Asia and Open Source
By webmink on May 01, 2007
It's early morning and I'm down at the ABC studios in Sydney right now getting ready to be interviewed for a business news programme broadcast across Asia (they say there is an audience of 40 million - gulp), and I have an interview with Sky News later. So I asked the excellent Patrick Finch if he had some up-to-date statistics on open source in Asia and he turned up some fascinating and downright scary facts, which prompted a reflection on Asia and Open Source.
Poised for an Explosion
It seems that a few years ago, more than 95% of the software market in China was foreign-sourced. Last year, however, 70% of the software their government was using was open source. That means a market over which western software companies were rubbing their hands with glee in 2003 (presumably awaiting the payout from the first hit that was free) now see the market potentially evaporating.
That doesn't have to be completely the case, of course. Free/Open Source Software is indeed Free, in the sense that the co-developers collaborating around the commons have all the liberties they need to engage with the code and innovate. But that doesn't mean there's no money in it. The overall cost of enterprise software has always been dominated by the lifetime cost of keeping it in production.
Software companies have usually focussed on the copyright license as the tool for monetisation, and have tried to bundle as much of the value into that fee. But in a world where there is no need to pay for a license, that tool is being discredited and the opportunity to monetise the delivery of value has spread back along the software lifecycle again, open to all to engage. In a market like China, open source actually increases the opportunity to make money, but ties it to the delivery of value throughout the lifecycle rather than allowing its monopolisation at the start of the cycle. To take part, it's necessary to get engaged with the various communities involved and be ready to deliver value - updates, support, training, consulting, system administration and so on.
Missing the Opportunity?
That's bad news if you were planning to ramp up the license fees and expatriate all the revenue, of course. In a world of open source development around a free software commons, much of the money paid for value stays in the local economy, developing skills in the workforce and growing local businesses with globally applicable skills. That's why Asia has seen a 40% increase in FOSS developers in the last three years - it's catalysed by all that use of open source by the governments (and by business in places like Singapore where they give tax breaks for using open source). That's why OpenSolaris is on the curriculum in over 100 universities in India (even without a formal pro-FOSS policy from the government). That, sadly, is why the greatest number of FOSS developers per capita is now in India and China and not in Australia (where it used to be).

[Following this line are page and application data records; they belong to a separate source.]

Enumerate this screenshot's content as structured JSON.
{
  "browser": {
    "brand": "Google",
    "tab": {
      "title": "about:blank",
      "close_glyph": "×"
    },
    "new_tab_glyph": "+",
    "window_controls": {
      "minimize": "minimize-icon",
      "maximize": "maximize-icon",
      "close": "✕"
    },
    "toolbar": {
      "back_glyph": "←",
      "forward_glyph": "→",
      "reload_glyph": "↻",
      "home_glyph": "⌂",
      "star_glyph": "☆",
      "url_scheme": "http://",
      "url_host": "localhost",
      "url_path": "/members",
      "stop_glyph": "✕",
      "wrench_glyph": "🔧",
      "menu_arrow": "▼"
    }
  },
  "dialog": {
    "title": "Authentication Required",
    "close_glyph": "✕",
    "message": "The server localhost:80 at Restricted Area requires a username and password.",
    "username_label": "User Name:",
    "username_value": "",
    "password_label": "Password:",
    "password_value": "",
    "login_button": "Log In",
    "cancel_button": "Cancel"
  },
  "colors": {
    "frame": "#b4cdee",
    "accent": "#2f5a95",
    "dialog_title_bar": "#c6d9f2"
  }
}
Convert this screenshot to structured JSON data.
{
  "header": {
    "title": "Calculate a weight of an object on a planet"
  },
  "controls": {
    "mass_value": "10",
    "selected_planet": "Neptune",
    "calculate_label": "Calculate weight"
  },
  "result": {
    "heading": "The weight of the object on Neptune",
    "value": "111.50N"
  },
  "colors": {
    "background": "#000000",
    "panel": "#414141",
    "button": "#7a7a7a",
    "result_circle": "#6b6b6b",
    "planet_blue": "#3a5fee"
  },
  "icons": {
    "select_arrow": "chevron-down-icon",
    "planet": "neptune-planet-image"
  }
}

Pretty much all that's holding back explosive growth of open source in Asia is the fact that english is the dominant language of computer technology. But maybe not for long. In OpenSolaris, for example, the Japanese language portal is now open, and a Chinese portal is not far behind. In China, Red Flag now has over 30% market share, driving investment back into local development in the local language, both on GNU/Linux and OpenOffice.org. When I go to the China Open Source Promotion Union meeting in Guanzhou in June, I'm expecting to see signs of a chasm being crossed.
Meanwhile, the established world of software and content is fixating over licensing copyright and unwinnable wars while the real, participative, community-focussed market runs away without them. As I sit here in Sydney thinking about my keynote this morning to the CeBIT eGovernment Conference and the OpenCeBIT conference tomorrow, I have to ask (in the words of the Australian tourist campaign, my apologies): "The software is open, the markets are ready - so where the bloody hell are you?"